Bajra Upma

Masale Bhat is a popular dish in marathi cuisine. Served invariably in Maharashtrian weddings, it is traditionally cooked with vegetables like Ivygourd (Tendli) and Brinjal, mixed with typical Maharashtrian spices like goda masala, and Kopra. But down the line it has changed its avatar with the use of vegetables like Carrot, Peas, Cauliflower, etc. You are free to use them. What differentiates itself from normal Pulav is the use of Goda masala which gives it a distinguished flavour. Another uniqueness of this dish is that it needs no onion & garlic as in pulav. Served with simple raita or even just plain curd and some pickle, it tastes heavenly and is a great recipe for Lunch box. Goda Masala is easily available in the market. If you don’t have access, pl refer to my recipe to make it at home. Here I have replaced rice with kodo millet. And used OPOS technique to prepare this. This masale bhat is simple, easy, time-saving and flavourful. Pl try and let me know. Masale bhat

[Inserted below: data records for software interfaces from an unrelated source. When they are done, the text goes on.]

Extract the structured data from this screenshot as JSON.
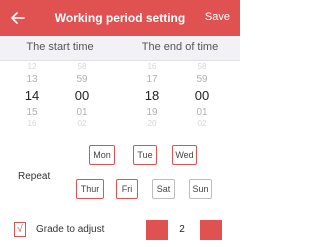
{
  "header": {
    "back_icon": "back-arrow-icon",
    "title": "Working period setting",
    "save_label": "Save",
    "color": "#e05252"
  },
  "tabs": {
    "start": "The start time",
    "end": "The end of time"
  },
  "start_picker": {
    "hours": [
      "12",
      "13",
      "14",
      "15",
      "16"
    ],
    "minutes": [
      "58",
      "59",
      "00",
      "01",
      "02"
    ],
    "selected_hour": "14",
    "selected_minute": "00"
  },
  "end_picker": {
    "hours": [
      "16",
      "17",
      "18",
      "19",
      "20"
    ],
    "minutes": [
      "58",
      "59",
      "00",
      "01",
      "02"
    ],
    "selected_hour": "18",
    "selected_minute": "00"
  },
  "repeat": {
    "label": "Repeat",
    "days": [
      {
        "label": "Mon",
        "selected": true
      },
      {
        "label": "Tue",
        "selected": true
      },
      {
        "label": "Wed",
        "selected": true
      },
      {
        "label": "Thur",
        "selected": true
      },
      {
        "label": "Fri",
        "selected": true
      },
      {
        "label": "Sat",
        "selected": false
      },
      {
        "label": "Sun",
        "selected": false
      }
    ]
  },
  "grade": {
    "checkbox_mark": "√",
    "checked": true,
    "label": "Grade to adjust",
    "value": "2"
  }
}
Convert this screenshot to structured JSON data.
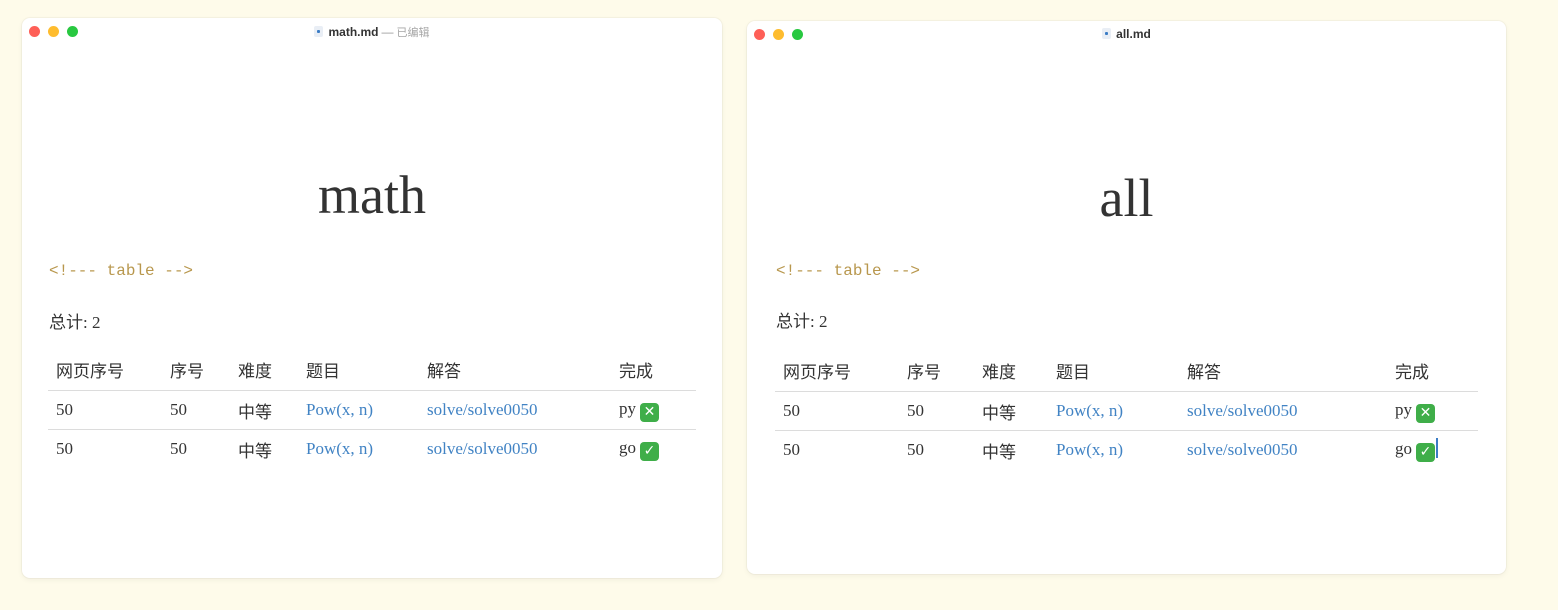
{
  "windows": [
    {
      "filename": "math.md",
      "separator": "—",
      "status": "已编辑",
      "heading": "math",
      "comment": "<!--- table -->",
      "total": "总计: 2",
      "columns": [
        "网页序号",
        "序号",
        "难度",
        "题目",
        "解答",
        "完成"
      ],
      "rows": [
        {
          "page_no": "50",
          "no": "50",
          "difficulty": "中等",
          "problem": "Pow(x, n)",
          "solution": "solve/solve0050",
          "lang": "py",
          "done_icon": "cross-mark-button-icon",
          "done_glyph": "✕"
        },
        {
          "page_no": "50",
          "no": "50",
          "difficulty": "中等",
          "problem": "Pow(x, n)",
          "solution": "solve/solve0050",
          "lang": "go",
          "done_icon": "check-mark-button-icon",
          "done_glyph": "✓"
        }
      ]
    },
    {
      "filename": "all.md",
      "heading": "all",
      "comment": "<!--- table -->",
      "total": "总计: 2",
      "columns": [
        "网页序号",
        "序号",
        "难度",
        "题目",
        "解答",
        "完成"
      ],
      "rows": [
        {
          "page_no": "50",
          "no": "50",
          "difficulty": "中等",
          "problem": "Pow(x, n)",
          "solution": "solve/solve0050",
          "lang": "py",
          "done_icon": "cross-mark-button-icon",
          "done_glyph": "✕"
        },
        {
          "page_no": "50",
          "no": "50",
          "difficulty": "中等",
          "problem": "Pow(x, n)",
          "solution": "solve/solve0050",
          "lang": "go",
          "done_icon": "check-mark-button-icon",
          "done_glyph": "✓"
        }
      ]
    }
  ],
  "colors": {
    "background": "#fefbea",
    "link": "#4183c4",
    "comment": "#b8974d",
    "emoji_green": "#3fae49",
    "close": "#fe5f57",
    "minimize": "#febc2e",
    "zoom": "#28c840"
  }
}
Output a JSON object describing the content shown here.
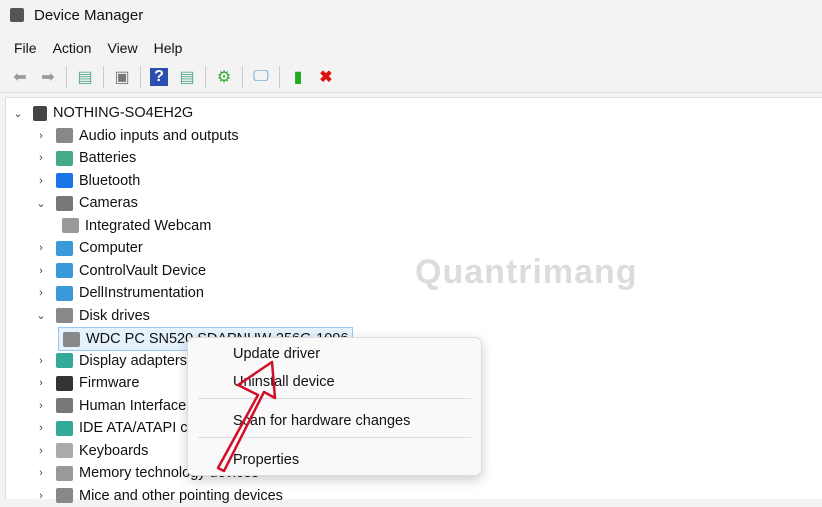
{
  "window": {
    "title": "Device Manager"
  },
  "menubar": [
    "File",
    "Action",
    "View",
    "Help"
  ],
  "toolbar": [
    {
      "icon": "back-icon"
    },
    {
      "icon": "forward-icon"
    },
    {
      "icon": "show-hide-tree-icon"
    },
    {
      "icon": "properties-icon"
    },
    {
      "icon": "help-icon"
    },
    {
      "icon": "action-pane-icon"
    },
    {
      "icon": "update-driver-icon"
    },
    {
      "icon": "scan-hardware-icon"
    },
    {
      "icon": "enable-device-icon"
    },
    {
      "icon": "uninstall-icon"
    }
  ],
  "tree": {
    "root": "NOTHING-SO4EH2G",
    "items": [
      {
        "label": "Audio inputs and outputs",
        "expanded": false,
        "color": "#888"
      },
      {
        "label": "Batteries",
        "expanded": false,
        "color": "#4a8"
      },
      {
        "label": "Bluetooth",
        "expanded": false,
        "color": "#1b73e8"
      },
      {
        "label": "Cameras",
        "expanded": true,
        "color": "#777"
      },
      {
        "label": "Integrated Webcam",
        "child": true,
        "color": "#999"
      },
      {
        "label": "Computer",
        "expanded": false,
        "color": "#3a9ad9"
      },
      {
        "label": "ControlVault Device",
        "expanded": false,
        "color": "#3a9ad9"
      },
      {
        "label": "DellInstrumentation",
        "expanded": false,
        "color": "#3a9ad9"
      },
      {
        "label": "Disk drives",
        "expanded": true,
        "color": "#888"
      },
      {
        "label": "WDC PC SN520 SDAPNUW-256G-1006",
        "child": true,
        "selected": true,
        "color": "#888"
      },
      {
        "label": "Display adapters",
        "expanded": false,
        "color": "#3a9"
      },
      {
        "label": "Firmware",
        "expanded": false,
        "color": "#333"
      },
      {
        "label": "Human Interface Devices",
        "expanded": false,
        "color": "#777"
      },
      {
        "label": "IDE ATA/ATAPI controllers",
        "expanded": false,
        "color": "#3a9"
      },
      {
        "label": "Keyboards",
        "expanded": false,
        "color": "#aaa"
      },
      {
        "label": "Memory technology devices",
        "expanded": false,
        "color": "#999"
      },
      {
        "label": "Mice and other pointing devices",
        "expanded": false,
        "color": "#888"
      }
    ]
  },
  "context_menu": {
    "items": [
      "Update driver",
      "Uninstall device",
      "Scan for hardware changes",
      "Properties"
    ]
  },
  "watermark": "Quantrimang",
  "colors": {
    "arrow": "#d0102a",
    "selection": "#e5f1fb"
  }
}
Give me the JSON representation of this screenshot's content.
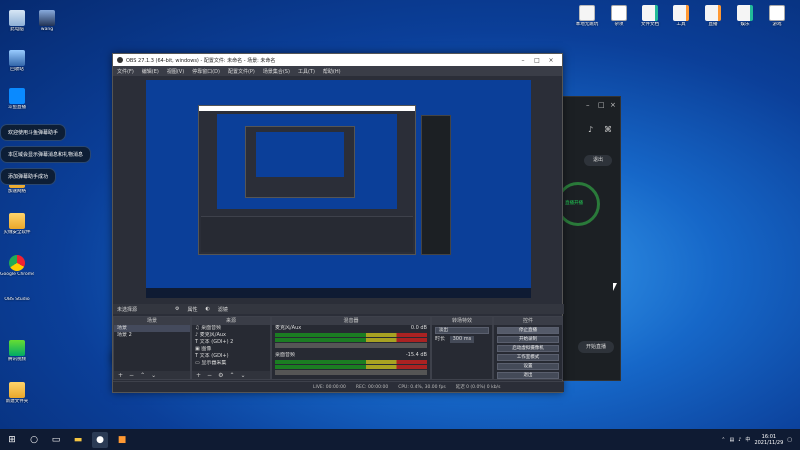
{
  "desktop_left": [
    {
      "label": "此电脑",
      "icon": "recycle"
    },
    {
      "label": "回收站",
      "icon": "net"
    },
    {
      "label": "斗鱼直播",
      "icon": "dy"
    },
    {
      "label": "加速网络",
      "icon": "folder"
    },
    {
      "label": "火绒安全软件",
      "icon": "folder"
    },
    {
      "label": "Google Chrome",
      "icon": "chrome"
    },
    {
      "label": "OBS Studio",
      "icon": "obs"
    },
    {
      "label": "腾讯视频",
      "icon": "player"
    },
    {
      "label": "新建文件夹",
      "icon": "folder"
    }
  ],
  "desktop_top_left": {
    "label": "wang",
    "icon": "user"
  },
  "desktop_top_right": [
    {
      "label": "本地无跳坑",
      "icon": "file"
    },
    {
      "label": "杂项",
      "icon": "doc"
    },
    {
      "label": "文件文档",
      "icon": "docg"
    },
    {
      "label": "工具",
      "icon": "docy"
    },
    {
      "label": "直播",
      "icon": "docy"
    },
    {
      "label": "娱乐",
      "icon": "docg"
    },
    {
      "label": "游戏",
      "icon": "doc"
    }
  ],
  "bubbles": [
    "欢迎使用斗鱼弹幕助手",
    "本区域会显示弹幕消息和礼物消息",
    "添加弹幕助手成功"
  ],
  "helper": {
    "logout": "退出",
    "start_live": "开始直播",
    "badge": "直播开播"
  },
  "obs": {
    "title": "OBS 27.1.3 (64-bit, windows) - 配置文件: 未命名 - 场景: 未命名",
    "menu": [
      "文件(F)",
      "编辑(E)",
      "视图(V)",
      "停靠窗口(D)",
      "配置文件(P)",
      "场景集合(S)",
      "工具(T)",
      "帮助(H)"
    ],
    "source_bar": {
      "no_source": "未选择源",
      "properties": "属性",
      "filters": "滤镜"
    },
    "docks": {
      "scenes": "场景",
      "sources": "来源",
      "mixer": "混音器",
      "transitions": "转场特效",
      "controls": "控件"
    },
    "scenes": [
      "场景",
      "场景 2"
    ],
    "sources": [
      "桌面音频",
      "麦克风/Aux",
      "文本 (GDI+) 2",
      "图像",
      "文本 (GDI+)",
      "显示器采集"
    ],
    "mixer": [
      {
        "name": "麦克风/Aux",
        "db": "0.0 dB"
      },
      {
        "name": "桌面音频",
        "db": "-15.4 dB"
      }
    ],
    "transition": {
      "type": "淡出",
      "duration_label": "时长",
      "duration": "300 ms"
    },
    "controls": [
      "停止直播",
      "开始录制",
      "启动虚拟摄像机",
      "工作室模式",
      "设置",
      "退出"
    ],
    "status": {
      "live": "LIVE: 00:00:00",
      "rec": "REC: 00:00:00",
      "cpu": "CPU: 0.4%, 30.00 fps",
      "net": "延迟 0 (0.0%) 0 kb/s"
    }
  },
  "taskbar": {
    "time": "16:01",
    "date": "2021/11/29"
  }
}
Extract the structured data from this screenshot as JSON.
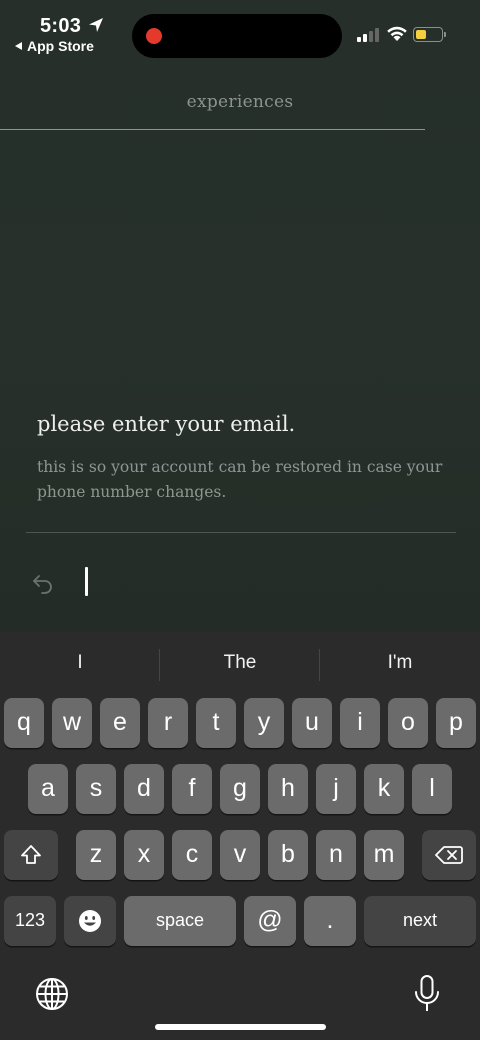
{
  "status_bar": {
    "time": "5:03",
    "back_label": "App Store",
    "recording_color": "#e33a2c",
    "battery_color": "#f4d03f"
  },
  "header": {
    "title": "experiences"
  },
  "prompt": {
    "title": "please enter your email.",
    "subtitle": "this is so your account can be restored in case your phone number changes."
  },
  "input": {
    "value": "",
    "placeholder": ""
  },
  "keyboard": {
    "suggestions": [
      "I",
      "The",
      "I'm"
    ],
    "row1": [
      "q",
      "w",
      "e",
      "r",
      "t",
      "y",
      "u",
      "i",
      "o",
      "p"
    ],
    "row2": [
      "a",
      "s",
      "d",
      "f",
      "g",
      "h",
      "j",
      "k",
      "l"
    ],
    "row3": [
      "z",
      "x",
      "c",
      "v",
      "b",
      "n",
      "m"
    ],
    "numbers_key": "123",
    "space_key": "space",
    "at_key": "@",
    "dot_key": ".",
    "return_key": "next",
    "icons": [
      "shift-icon",
      "backspace-icon",
      "emoji-icon",
      "globe-icon",
      "microphone-icon"
    ]
  }
}
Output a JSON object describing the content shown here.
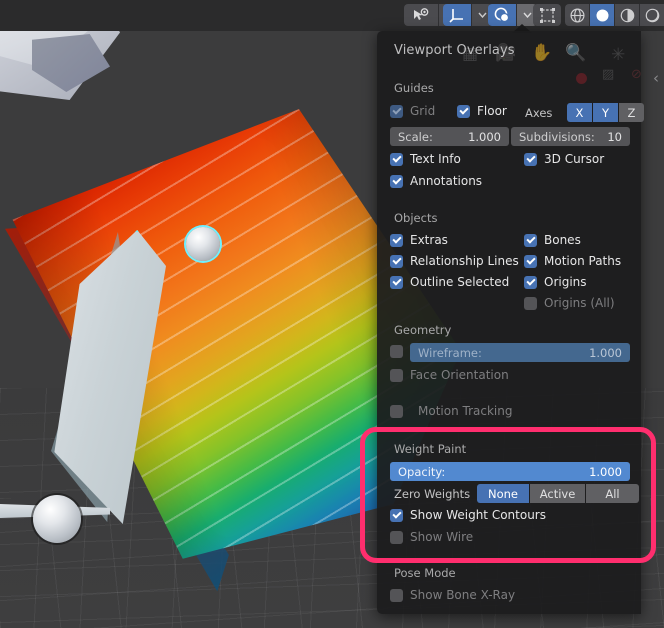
{
  "app": {
    "editor": "3D Viewport",
    "mode": "Weight Paint"
  },
  "header": {
    "tools": [
      {
        "name": "visibility-selectability-button",
        "icon": "cursor-eye-icon",
        "state": "normal",
        "caret": true
      },
      {
        "name": "transform-orientation-button",
        "icon": "axis-gizmo-icon",
        "state": "active",
        "caret": true
      },
      {
        "name": "viewport-overlays-button",
        "icon": "overlays-circles-icon",
        "state": "active",
        "caret": true
      },
      {
        "name": "xray-toggle-button",
        "icon": "xray-cube-icon",
        "state": "normal",
        "caret": false
      }
    ],
    "shading": [
      {
        "name": "shading-wireframe-button",
        "icon": "wireframe-globe-icon",
        "state": "normal"
      },
      {
        "name": "shading-solid-button",
        "icon": "solid-sphere-icon",
        "state": "active"
      },
      {
        "name": "shading-material-preview-button",
        "icon": "material-sphere-icon",
        "state": "normal"
      },
      {
        "name": "shading-rendered-button",
        "icon": "rendered-sphere-icon",
        "state": "normal"
      }
    ],
    "shading_caret": "⌄"
  },
  "panel": {
    "title": "Viewport Overlays",
    "collapse_chevron": "‹",
    "ghost_icons": [
      "grid-ghost-icon",
      "camera-ghost-icon",
      "hand-ghost-icon",
      "zoom-ghost-icon",
      "light-ghost-icon"
    ],
    "sections": {
      "guides": {
        "label": "Guides",
        "grid": {
          "label": "Grid",
          "checked": true,
          "disabled": true
        },
        "floor": {
          "label": "Floor",
          "checked": true,
          "disabled": false
        },
        "axes_label": "Axes",
        "axes": [
          {
            "label": "X",
            "active": true
          },
          {
            "label": "Y",
            "active": true
          },
          {
            "label": "Z",
            "active": false
          }
        ],
        "scale": {
          "label": "Scale:",
          "value": "1.000",
          "disabled": true
        },
        "subdivisions": {
          "label": "Subdivisions:",
          "value": "10",
          "disabled": true
        },
        "text_info": {
          "label": "Text Info",
          "checked": true,
          "disabled": false
        },
        "cursor_3d": {
          "label": "3D Cursor",
          "checked": true,
          "disabled": false
        },
        "annotations": {
          "label": "Annotations",
          "checked": true,
          "disabled": false
        }
      },
      "objects": {
        "label": "Objects",
        "extras": {
          "label": "Extras",
          "checked": true,
          "disabled": false
        },
        "bones": {
          "label": "Bones",
          "checked": true,
          "disabled": false
        },
        "relationship_lines": {
          "label": "Relationship Lines",
          "checked": true,
          "disabled": false
        },
        "motion_paths": {
          "label": "Motion Paths",
          "checked": true,
          "disabled": false
        },
        "outline_selected": {
          "label": "Outline Selected",
          "checked": true,
          "disabled": false
        },
        "origins": {
          "label": "Origins",
          "checked": true,
          "disabled": false
        },
        "origins_all": {
          "label": "Origins (All)",
          "checked": false,
          "disabled": true
        }
      },
      "geometry": {
        "label": "Geometry",
        "wireframe_toggle": {
          "checked": false,
          "disabled": false
        },
        "wireframe": {
          "label": "Wireframe:",
          "value": "1.000",
          "disabled": true
        },
        "face_orientation": {
          "label": "Face Orientation",
          "checked": false,
          "disabled": false
        },
        "motion_tracking": {
          "label": "Motion Tracking",
          "checked": false,
          "disabled": false
        }
      },
      "weight_paint": {
        "label": "Weight Paint",
        "opacity": {
          "label": "Opacity:",
          "value": "1.000"
        },
        "zero_weights_label": "Zero Weights",
        "zero_weights_options": [
          {
            "label": "None",
            "active": true
          },
          {
            "label": "Active",
            "active": false
          },
          {
            "label": "All",
            "active": false
          }
        ],
        "show_weight_contours": {
          "label": "Show Weight Contours",
          "checked": true,
          "disabled": false
        },
        "show_wire": {
          "label": "Show Wire",
          "checked": false,
          "disabled": true
        }
      },
      "pose_mode": {
        "label": "Pose Mode",
        "show_bone_xray": {
          "label": "Show Bone X-Ray",
          "checked": false,
          "disabled": false
        }
      }
    }
  },
  "annotation": {
    "highlight_color": "#ff2e6e",
    "highlight_target": "weight-paint-section"
  },
  "colors": {
    "accent_blue": "#4772b3",
    "slider_blue": "#5289d0",
    "panel_bg": "#1d1d1e",
    "header_bg": "#2b2b2c",
    "viewport_bg": "#3c3c3d",
    "highlight_pink": "#ff2e6e"
  }
}
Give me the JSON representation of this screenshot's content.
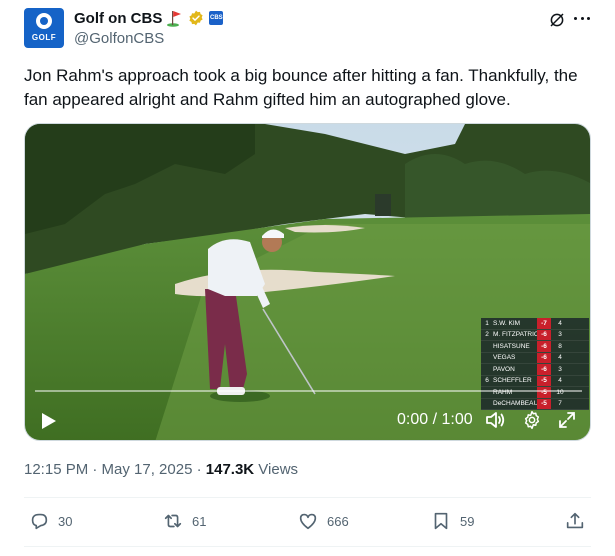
{
  "account": {
    "display_name": "Golf on CBS",
    "display_emoji": "⛳",
    "handle": "@GolfonCBS",
    "avatar_text": "GOLF",
    "affiliate_badge_text": "CBS"
  },
  "tweet": {
    "text": "Jon Rahm's approach took a big bounce after hitting a fan. Thankfully, the fan appeared alright and Rahm gifted him an autographed glove."
  },
  "video": {
    "time": "0:00 / 1:00",
    "progress": 0.0,
    "leaderboard": [
      {
        "pos": "1",
        "name": "S.W. KIM",
        "score": "-7",
        "thru": "4"
      },
      {
        "pos": "2",
        "name": "M. FITZPATRICK",
        "score": "-6",
        "thru": "3"
      },
      {
        "pos": "",
        "name": "HISATSUNE",
        "score": "-6",
        "thru": "8"
      },
      {
        "pos": "",
        "name": "VEGAS",
        "score": "-6",
        "thru": "4"
      },
      {
        "pos": "",
        "name": "PAVON",
        "score": "-6",
        "thru": "3"
      },
      {
        "pos": "6",
        "name": "SCHEFFLER",
        "score": "-5",
        "thru": "4"
      },
      {
        "pos": "",
        "name": "RAHM",
        "score": "-5",
        "thru": "10"
      },
      {
        "pos": "",
        "name": "DeCHAMBEAU",
        "score": "-5",
        "thru": "7"
      }
    ]
  },
  "meta": {
    "timestamp": "12:15 PM · May 17, 2025 · ",
    "views_count": "147.3K",
    "views_label": " Views"
  },
  "actions": {
    "replies": "30",
    "reposts": "61",
    "likes": "666",
    "bookmarks": "59"
  },
  "colors": {
    "accent": "#1d9bf0",
    "text_primary": "#0f1419",
    "text_secondary": "#536471",
    "leaderboard_score_bg": "#c8202b",
    "verified_gold": "#e2b719"
  }
}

Welcome to my blog


February 10th is celebrated as World Pulses Day. I am an avid fan of whole pulses / lentils. When I took a review of my posts so far, I realised I have as of today posted 22 recipes using whole pulses & legumes. I decided to compile all those recipes and make an eBook that you can download from my site.


Healthy Eating ?

Rama Ganapathy